Life, after we'd had a few millennia to observe it, turned out to be dreadfully unfair, so we invented sports.
Maybe tips act as a magnet for all our insecurities. Maybe they're the final exam on our ability to survive on our own; will we leave too much out of nervous apology for our lives, or not enough, out of sheer incompetence?
Moral indignation is a pleasure, often the only pleasure, in many lives. It's also one of the few pleasures people feel obliged to force on other people.
Napping is too luxurious, too sybaritic, too unproductive, and it's free; pleasures for which we don't pay make us anxious.
No doubt about it, solitude is improved by being voluntary.
Nobody complains about hospital food anymore; perhaps hospitals no longer need to serve food, since all the patients are sent home before dinnertime.
Our Revolution was born and raised in taverns.
Parents needn't bother driving small children around to see the purple mountains' majesties; the children will go right on duking it out in the back seat and whining for food as if you were showing them Cincinnati. No one under twenty really wants to look at scenery.
Parties happened more easily and more often in the olden days; a piano and three or more people constituted a party.
Smiting enemies has always been so admired that, unlike medicine or archaeology, it entitled its successful practitioners to become kings, emperors, and presidents...
Sometimes, with luck, we find the kind of true friend, male or female, that appears only two or three times in a lucky lifetime, one that will winter us and summer us, grieve, rejoice, and travel with us.
Success in war was the only success that counted; failure was a disgrace to be wiped out only by starting another war and winning it.
The American Journal of Clinical Nutrition claims that a moderate beer drinker- whatever that means- swallows 11 percent of his dietary protein needs, 12 percent of the carbohydrates, 9 percent of essential phosphorus, 7 percent of his riboflavin, and 5 percent of niacin. Should he go on to immoderate beer drinking, he becomes a walking vitamin pill.
The larger the ego, the less the need for other egos around.

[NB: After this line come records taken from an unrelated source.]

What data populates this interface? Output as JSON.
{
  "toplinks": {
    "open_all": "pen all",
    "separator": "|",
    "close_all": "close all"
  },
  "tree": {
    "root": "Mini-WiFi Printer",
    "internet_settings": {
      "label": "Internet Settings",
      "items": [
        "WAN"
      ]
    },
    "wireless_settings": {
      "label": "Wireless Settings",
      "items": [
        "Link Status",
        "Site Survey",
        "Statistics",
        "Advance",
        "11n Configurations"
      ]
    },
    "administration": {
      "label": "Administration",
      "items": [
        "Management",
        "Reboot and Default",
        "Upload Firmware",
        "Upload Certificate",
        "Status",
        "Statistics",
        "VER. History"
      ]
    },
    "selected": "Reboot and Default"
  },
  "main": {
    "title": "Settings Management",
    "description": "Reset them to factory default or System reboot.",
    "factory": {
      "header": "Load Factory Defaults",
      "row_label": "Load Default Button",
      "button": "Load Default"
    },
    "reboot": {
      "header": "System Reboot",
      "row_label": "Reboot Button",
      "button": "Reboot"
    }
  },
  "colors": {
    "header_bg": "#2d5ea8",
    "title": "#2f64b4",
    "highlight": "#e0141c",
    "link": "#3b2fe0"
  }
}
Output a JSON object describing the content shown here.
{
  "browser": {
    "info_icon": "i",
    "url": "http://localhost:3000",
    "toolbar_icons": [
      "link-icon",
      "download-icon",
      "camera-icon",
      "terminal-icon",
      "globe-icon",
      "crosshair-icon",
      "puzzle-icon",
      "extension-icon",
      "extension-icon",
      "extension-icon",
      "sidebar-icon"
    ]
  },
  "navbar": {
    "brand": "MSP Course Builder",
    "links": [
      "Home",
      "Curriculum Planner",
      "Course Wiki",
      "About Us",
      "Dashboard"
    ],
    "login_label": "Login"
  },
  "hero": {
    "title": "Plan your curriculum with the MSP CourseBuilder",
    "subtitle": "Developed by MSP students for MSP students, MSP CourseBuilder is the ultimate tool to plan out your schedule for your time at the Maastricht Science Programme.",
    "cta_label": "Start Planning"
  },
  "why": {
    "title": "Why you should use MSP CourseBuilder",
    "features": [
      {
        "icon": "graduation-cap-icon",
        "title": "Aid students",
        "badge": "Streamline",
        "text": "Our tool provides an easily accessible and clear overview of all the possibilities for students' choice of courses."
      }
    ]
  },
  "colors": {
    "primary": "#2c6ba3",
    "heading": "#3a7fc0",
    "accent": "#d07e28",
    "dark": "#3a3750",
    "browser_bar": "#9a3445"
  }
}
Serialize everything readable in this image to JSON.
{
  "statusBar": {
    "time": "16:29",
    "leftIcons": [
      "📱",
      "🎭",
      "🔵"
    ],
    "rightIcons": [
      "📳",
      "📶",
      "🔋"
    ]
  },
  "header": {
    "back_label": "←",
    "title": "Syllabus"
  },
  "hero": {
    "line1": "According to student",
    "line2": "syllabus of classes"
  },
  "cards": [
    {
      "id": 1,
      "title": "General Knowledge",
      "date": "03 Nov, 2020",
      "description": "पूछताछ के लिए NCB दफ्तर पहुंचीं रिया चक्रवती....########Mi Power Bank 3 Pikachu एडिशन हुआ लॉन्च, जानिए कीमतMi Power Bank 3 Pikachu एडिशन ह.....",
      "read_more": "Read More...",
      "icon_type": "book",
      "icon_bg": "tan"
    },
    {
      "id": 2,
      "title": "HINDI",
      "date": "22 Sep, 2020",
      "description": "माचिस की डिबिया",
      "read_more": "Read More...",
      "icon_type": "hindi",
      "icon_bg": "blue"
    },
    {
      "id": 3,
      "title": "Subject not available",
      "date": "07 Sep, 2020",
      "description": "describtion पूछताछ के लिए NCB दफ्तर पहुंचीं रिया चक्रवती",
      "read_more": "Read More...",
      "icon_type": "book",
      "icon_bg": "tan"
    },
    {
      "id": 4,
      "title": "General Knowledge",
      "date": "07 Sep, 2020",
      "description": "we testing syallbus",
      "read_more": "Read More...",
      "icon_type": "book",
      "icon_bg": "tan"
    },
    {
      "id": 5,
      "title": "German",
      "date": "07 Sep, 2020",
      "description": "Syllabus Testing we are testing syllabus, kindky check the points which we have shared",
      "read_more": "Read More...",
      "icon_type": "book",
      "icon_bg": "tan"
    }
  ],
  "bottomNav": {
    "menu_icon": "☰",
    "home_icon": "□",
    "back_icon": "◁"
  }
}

The more modest, humble, and self-effacing we feel, the more we suffer from solitude, feeling ourselves inadequate company.
The nostalgic notion of the family orchards is lovely- all that wholesome fruit for our forebears to sit on the back steps biting into- but basically we were growing it to drink.
The only people who still read poetry are poets, and they mostly read their own.
The thing to remember is that children are temporary. As soon as they develop a sense of humor and get to be good company, maybe even remember to take the trash out and close the refrigerator door, they pack up their electronic equipment and their clothes, and some of your clothes, and leave in a U-Haul, to return only at Thanksgiving.
The trouble with American History is that you don't remember it, and why should you? Nobody does.
There is no 'cat language.' Painful as it is for us to admit, they don't need one!
To extract the fullest flavor of our drinking house, we needed to spend serious evening time there, slowly coming to know the bartender and the regulars, their joys and sorrows.
True ownership of anything requires time.
Very few people have no opinions about cats.
We don't get enough pampering. If we were once the only child of an adoring mother, we developed a taste for it; if not, we developed a thirst for it.
Found 44 occurence(s) in 51,797 quotation(s).